In the days before photography, portrait painters performed much the same service. A successful portraitist was one who flattered the sitter to conform with the contemporary sense of beauty, smoothing out the complexion, narrowing the waist, adding grace or gravity where perhaps there was none.
The portraits of royalty are especially prone to "improvement," for these are not just powerful (and vain) people, but people who embodied the country they ruled. There's often a stunning disconnect between how a king or prince was portrayed in official portraits, and how he appeared in popular caricatures or was described by contemporaries. Just compare the official portraits of the George IV (more usually remembered as the Prince Regent) by Thomas Lawrence with the cruelly satiric drawings by James Gillray.
Most discrepancies in portraits can be attributed to different portraitists; every artist sees a face differently. But the two portraits shown here of HRH Princess Caroline Elizabeth (1713-1757), daughter of George II and Caroline of Ansbach, were painted by the same artist, Jacopo Amigoni (1682-1752.) Both portraits were painted in the early 1730s, when the princess was a young woman, and when Amigoni painted several portraits of the royal family. Both portraits show the princess wearing the same clothes, and sitting in much the same pose.
And yet the portraits are markedly different. The presumably earlier portrait, above left, shows the princess with a strong resemblance to other members of the Hanover royal family, with heavy-lidded eyes, small, full mouth, and a softness beneath her chin. The other portrait, right, shows a much more refined version of the princess's face. Her eyes and mouth are wider, and her chin as been firmed. She's overall more graceful and more appealing (at least to modern eyes.)
The changes are subtle, but different enough to have been intentional.

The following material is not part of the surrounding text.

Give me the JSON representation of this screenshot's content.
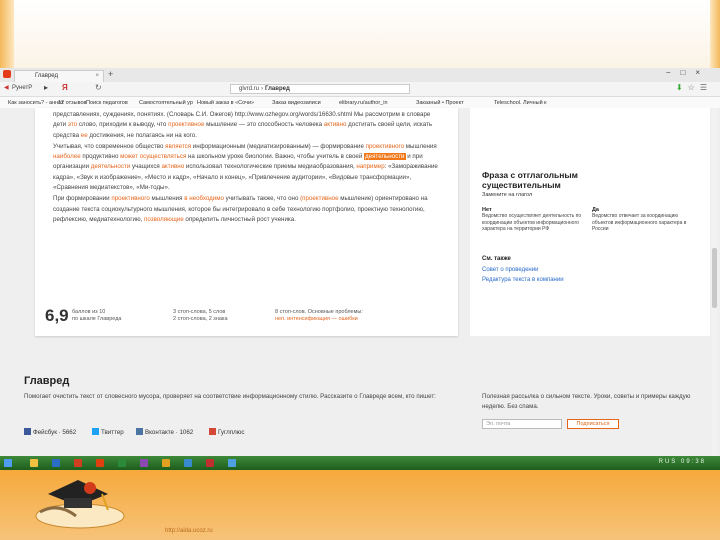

An engraving made for popular distribution (lower left) appears to be almost a composite of the two paintings: there's the coronet on the table from the first painting, but the face seems to have more of the elegance of the second, and the hands are the same, too.
So what is the story behind the two portraits? I must confess that I do not know. If the royal family was unhappy with the first painting, then it would have been reworked or destroyed, so it's unlikely that the second painting was created with directions to "improve" the lady's face. Was Amigoni making a copy of the first painting (a common practice) for a patron outside of the family who wished her to be more of a beauty?
Or was it Amigoni himself who couldn't resist altering the lady's face, or perhaps his own skills evolved? Before coming to England, he had been known primarily for his religious scenes and large-scale decorative paintings, and he switched to portraits to suit the English market; the second painting does seem to have more of an artistic assurance and sophistication that is lacking in the first. There's also a chance that the more flattering portrait doesn't even show the princess, but is the portrait of another noble lady entirely, who requested that she be painted in the same pose (which would explain the absence of the coronet.)
Many thanks to Lucinda Brant for the inspiration for this post.
Above left: Portrait of Caroline Elizabeth, by Jacopo Amigoni, c. 1730s. Most recently sold by Christie's auction house, now in a private collection.
Right: Princess Caroline Elizabeth, after a portrait by Jacopo Amigoni, c. 1735. ©National Portrait Gallery, London.
Lower left: Princess Caroline Elizabeth, by Jacopo Amigoni, 1732. National Trust Collections, Ickworth, Suffolk.